INDIANAPOLIS — You may know the voice from the time you were belting out "A Whole New World" alongside one of her animated personas. But Lea Salonga has been a fixture of the stage ever since she was the age of most of those youngsters who sing along with her in two of Disney's iconic films.
Now in her.... well, we'll redact how many decades she has been performing; the woman who has done just about everything when it comes to singing on stage and screen makes a long awaited and somewhat delayed return to Indy this weekend, performing with the Indianapolis Symphony Orchestra.

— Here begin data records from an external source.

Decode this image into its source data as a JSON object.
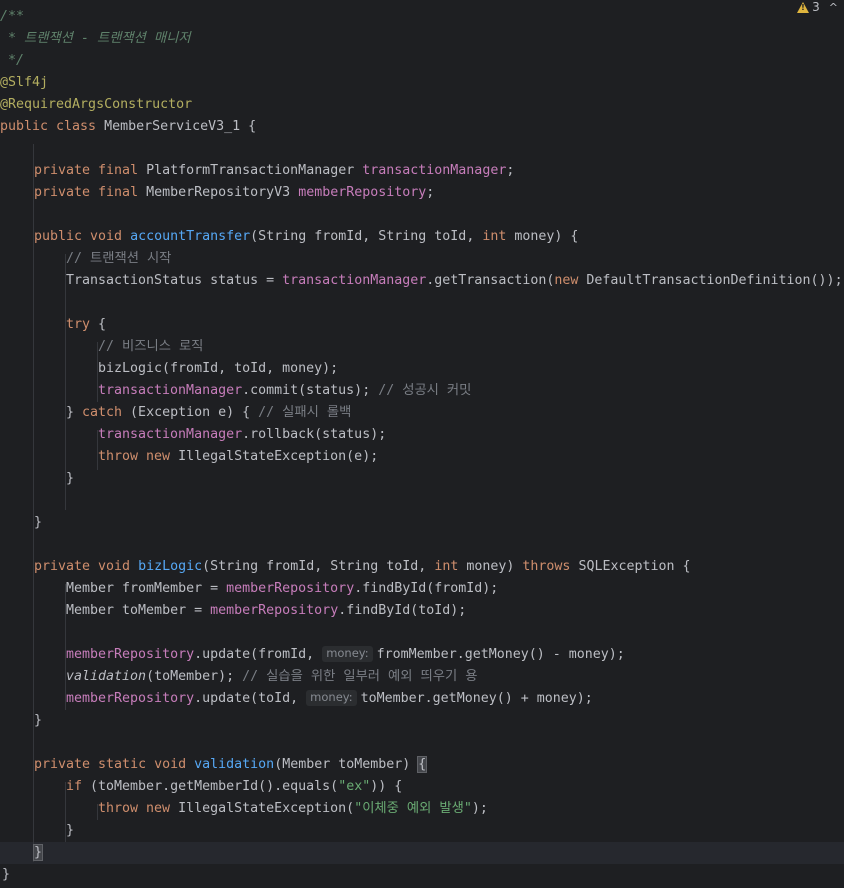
{
  "status_bar": {
    "warning_count": "3",
    "warning_icon": "warning-triangle-icon",
    "chevron_icon": "chevron-up-icon"
  },
  "code": {
    "l1": "/**",
    "l2": " * 트랜잭션 - 트랜잭션 매니저",
    "l3": " */",
    "l4": "@Slf4j",
    "l5": "@RequiredArgsConstructor",
    "l6_kw": "public class",
    "l6_rest": " MemberServiceV3_1 {",
    "l8_kw": "private final",
    "l8_type": " PlatformTransactionManager ",
    "l8_field": "transactionManager",
    "l8_end": ";",
    "l9_kw": "private final",
    "l9_type": " MemberRepositoryV3 ",
    "l9_field": "memberRepository",
    "l9_end": ";",
    "l11_kw": "public void",
    "l11_fn": "accountTransfer",
    "l11_a": "(String fromId, String toId, ",
    "l11_int": "int",
    "l11_b": " money) {",
    "l12": "// 트랜잭션 시작",
    "l13_a": "TransactionStatus status = ",
    "l13_field": "transactionManager",
    "l13_b": ".getTransaction(",
    "l13_new": "new",
    "l13_c": " DefaultTransactionDefinition());",
    "l15_kw": "try",
    "l15_b": " {",
    "l16": "// 비즈니스 로직",
    "l17": "bizLogic(fromId, toId, money);",
    "l18_field": "transactionManager",
    "l18_b": ".commit(status); ",
    "l18_cm": "// 성공시 커밋",
    "l19_a": "} ",
    "l19_kw": "catch",
    "l19_b": " (Exception e) { ",
    "l19_cm": "// 실패시 롤백",
    "l20_field": "transactionManager",
    "l20_b": ".rollback(status);",
    "l21_kw": "throw new",
    "l21_b": " IllegalStateException(e);",
    "l22": "}",
    "l24": "}",
    "l26_kw": "private void",
    "l26_fn": "bizLogic",
    "l26_a": "(String fromId, String toId, ",
    "l26_int": "int",
    "l26_b": " money) ",
    "l26_throws": "throws",
    "l26_c": " SQLException {",
    "l27_a": "Member fromMember = ",
    "l27_field": "memberRepository",
    "l27_b": ".findById(fromId);",
    "l28_a": "Member toMember = ",
    "l28_field": "memberRepository",
    "l28_b": ".findById(toId);",
    "l30_field": "memberRepository",
    "l30_a": ".update(fromId, ",
    "l30_hint": "money:",
    "l30_b": "fromMember.getMoney() - money);",
    "l31_fn": "validation",
    "l31_a": "(toMember); ",
    "l31_cm": "// 실습을 위한 일부러 예외 띄우기 용",
    "l32_field": "memberRepository",
    "l32_a": ".update(toId, ",
    "l32_hint": "money:",
    "l32_b": "toMember.getMoney() + money);",
    "l33": "}",
    "l35_kw": "private static void",
    "l35_fn": "validation",
    "l35_a": "(Member toMember) ",
    "l35_brace": "{",
    "l36_kw": "if",
    "l36_a": " (toMember.getMemberId().equals(",
    "l36_str": "\"ex\"",
    "l36_b": ")) {",
    "l37_kw": "throw new",
    "l37_a": " IllegalStateException(",
    "l37_str": "\"이체중 예외 발생\"",
    "l37_b": ");",
    "l38": "}",
    "l39": "}",
    "l40": "}"
  }
}
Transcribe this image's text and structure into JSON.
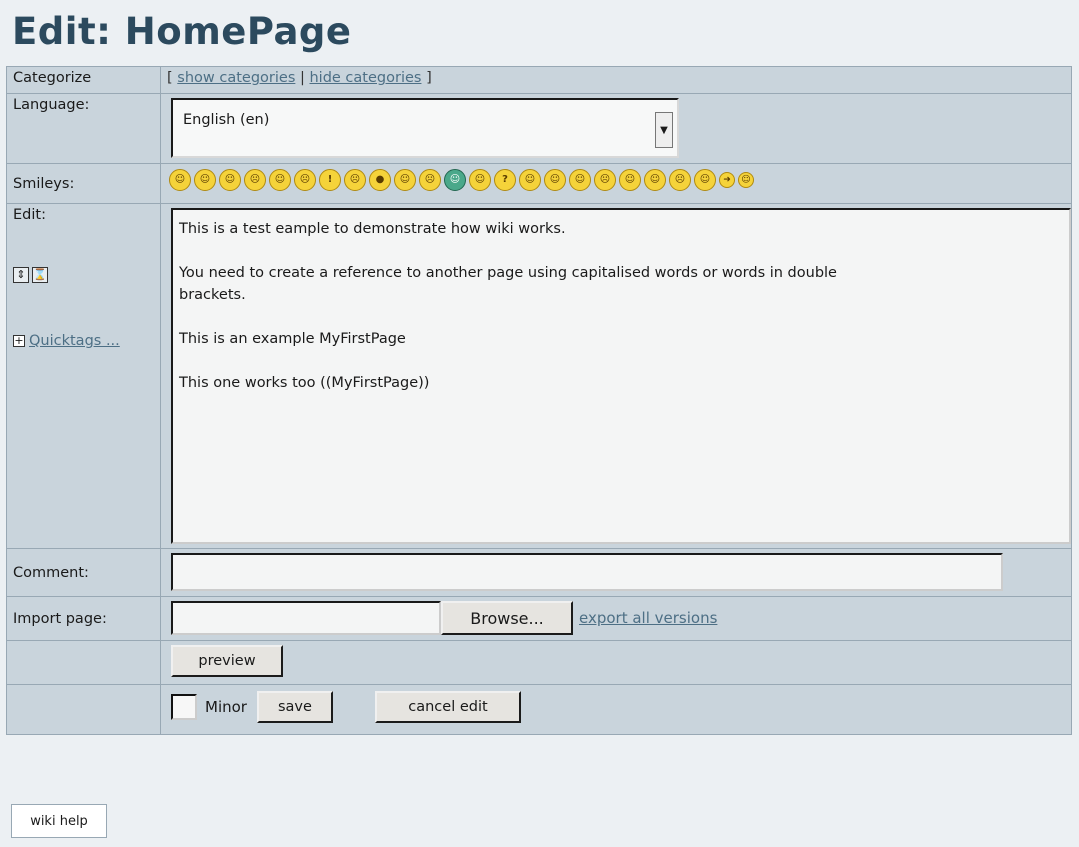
{
  "page": {
    "title": "Edit: HomePage"
  },
  "categorize": {
    "label": "Categorize",
    "open_bracket": "[",
    "show": "show categories",
    "sep": "|",
    "hide": "hide categories",
    "close_bracket": "]"
  },
  "language": {
    "label": "Language:",
    "value": "English (en)"
  },
  "smileys": {
    "label": "Smileys:",
    "items": [
      "biggrin",
      "confused",
      "cool",
      "cry",
      "eek",
      "evil",
      "exclaim",
      "frown",
      "idea",
      "lol",
      "mad",
      "mrgreen",
      "neutral",
      "question",
      "razz",
      "redface",
      "rolleyes",
      "sad",
      "smile",
      "surprised",
      "twisted",
      "wink",
      "arrow",
      "santa"
    ]
  },
  "edit": {
    "label": "Edit:",
    "quicktags": "Quicktags ...",
    "content": "This is a test eample to demonstrate how wiki works.\n\nYou need to create a reference to another page using capitalised words or words in double\nbrackets.\n\nThis is an example MyFirstPage\n\nThis one works too ((MyFirstPage))"
  },
  "comment": {
    "label": "Comment:",
    "value": ""
  },
  "import": {
    "label": "Import page:",
    "browse": "Browse...",
    "export_link": "export all versions"
  },
  "actions": {
    "preview": "preview",
    "minor": "Minor",
    "save": "save",
    "cancel": "cancel edit"
  },
  "footer": {
    "wiki_help": "wiki help"
  }
}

It's Salonga's fourth appearance with the ISO and first since 2013, but the Friday and Saturday shows at Hilbert Circle Theatre were supposed to happen long before now. "It was something that we had set in 2020 to do with the symphony, but postponement after postponement, and now here we are."
Like the rest of the entertainment world, the pandemic not only delayed a return trip to Indy for Lea. It meant the end - temporarily - of her career, and those of all the other talent and supporting players who bring live music to the public. "I was in the Philippines (where Salonga was born and grew up), where I think the strictest lockdowns in the world were being imposed. Some of us either came out of it really depressed or with an invigorated sense of humor — I think mine was the latter."
Salonga was a pre-med student in the Philippines - her life as a child star of the stage in her home country possibly on hold. Then, as a 17-year-old, she got to audition for a new musical premiering at London's West End. "Miss Saigon" was not only a massive hit, Salonga became one of the youngest winners of Britain's Laurence Olivier Award for Best Actress in a Musical. When "Miss Saigon" moved to Broadway, Salonga would become the first Asian woman to take home a Tony Award.
She later starred in multiple stage productions, including "Les Miserables" and Rodgers & Hammerstein's "Flower Drum Song" on Broadway. But her voice became a favorite of children around the world when in 1992, she was chosen as the singing voice of Princess Jasmine in "Aladdin", a role she says was not in the original script.
"The primary voice acting part was already completed when they made the 11th hour decision to create a song for this character," Salonga said, noting that her vocal timbre closely matched that of actor Linda Larkin, who voiced Jasmine's speaking parts. "I think it's just a matter of the directors if.. in their mind's eye this is the right person to sort of match what they already had, that person would get hired. I was the lucky duck that got hired."
"A Whole New World", sung by Salonga and Brad Kane - the singing voice for the character Aladdin - became the defining song of the picture. A cover of the Alan Menken/Tim Rice ballad by Peabo Bryson and Regina Belle would go on to become a number one hit single. Salonga was later chosen to sing for the lead character Fa Mulan in Disney's "Mulan", and she was named an official Disney Legend by the company in 2011.